[Work item] Would you set down every entry again, exactly as written?
====== Given records ======
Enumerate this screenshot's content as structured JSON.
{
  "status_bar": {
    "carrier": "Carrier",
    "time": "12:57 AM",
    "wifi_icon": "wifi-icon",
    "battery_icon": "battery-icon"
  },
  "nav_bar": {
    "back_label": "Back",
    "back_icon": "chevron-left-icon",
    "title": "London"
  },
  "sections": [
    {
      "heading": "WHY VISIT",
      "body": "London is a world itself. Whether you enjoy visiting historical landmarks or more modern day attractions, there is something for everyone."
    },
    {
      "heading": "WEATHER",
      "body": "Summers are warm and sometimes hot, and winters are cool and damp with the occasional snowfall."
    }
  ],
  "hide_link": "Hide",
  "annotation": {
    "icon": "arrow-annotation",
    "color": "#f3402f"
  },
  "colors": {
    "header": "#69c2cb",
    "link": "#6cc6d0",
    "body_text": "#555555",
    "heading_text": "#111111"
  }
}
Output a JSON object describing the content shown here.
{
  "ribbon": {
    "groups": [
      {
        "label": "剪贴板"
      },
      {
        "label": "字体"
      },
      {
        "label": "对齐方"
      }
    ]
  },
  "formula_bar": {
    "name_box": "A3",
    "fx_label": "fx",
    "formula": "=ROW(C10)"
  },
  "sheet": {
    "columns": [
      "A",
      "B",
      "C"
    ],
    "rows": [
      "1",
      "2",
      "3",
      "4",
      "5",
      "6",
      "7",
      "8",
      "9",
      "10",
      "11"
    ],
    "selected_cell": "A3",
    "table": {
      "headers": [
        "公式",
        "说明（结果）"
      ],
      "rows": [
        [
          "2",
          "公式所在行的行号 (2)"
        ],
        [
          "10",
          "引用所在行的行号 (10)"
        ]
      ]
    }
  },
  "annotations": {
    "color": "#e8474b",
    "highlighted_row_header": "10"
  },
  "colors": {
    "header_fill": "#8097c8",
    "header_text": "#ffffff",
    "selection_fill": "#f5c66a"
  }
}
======
[Result of this task]
Enumerate this screenshot's content as structured JSON.
{
  "status_bar": {
    "carrier": "Carrier",
    "time": "12:57 AM",
    "wifi_icon": "wifi-icon",
    "battery_icon": "battery-icon"
  },
  "nav_bar": {
    "back_label": "Back",
    "back_icon": "chevron-left-icon",
    "title": "London"
  },
  "sections": [
    {
      "heading": "WHY VISIT",
      "body": "London is a world itself. Whether you enjoy visiting historical landmarks or more modern day attractions, there is something for everyone."
    },
    {
      "heading": "WEATHER",
      "body": "Summers are warm and sometimes hot, and winters are cool and damp with the occasional snowfall."
    }
  ],
  "hide_link": "Hide",
  "annotation": {
    "icon": "arrow-annotation",
    "color": "#f3402f"
  },
  "colors": {
    "header": "#69c2cb",
    "link": "#6cc6d0",
    "body_text": "#555555",
    "heading_text": "#111111"
  }
}
Output a JSON object describing the content shown here.
{
  "ribbon": {
    "groups": [
      {
        "label": "剪贴板"
      },
      {
        "label": "字体"
      },
      {
        "label": "对齐方"
      }
    ]
  },
  "formula_bar": {
    "name_box": "A3",
    "fx_label": "fx",
    "formula": "=ROW(C10)"
  },
  "sheet": {
    "columns": [
      "A",
      "B",
      "C"
    ],
    "rows": [
      "1",
      "2",
      "3",
      "4",
      "5",
      "6",
      "7",
      "8",
      "9",
      "10",
      "11"
    ],
    "selected_cell": "A3",
    "table": {
      "headers": [
        "公式",
        "说明（结果）"
      ],
      "rows": [
        [
          "2",
          "公式所在行的行号 (2)"
        ],
        [
          "10",
          "引用所在行的行号 (10)"
        ]
      ]
    }
  },
  "annotations": {
    "color": "#e8474b",
    "highlighted_row_header": "10"
  },
  "colors": {
    "header_fill": "#8097c8",
    "header_text": "#ffffff",
    "selection_fill": "#f5c66a"
  }
}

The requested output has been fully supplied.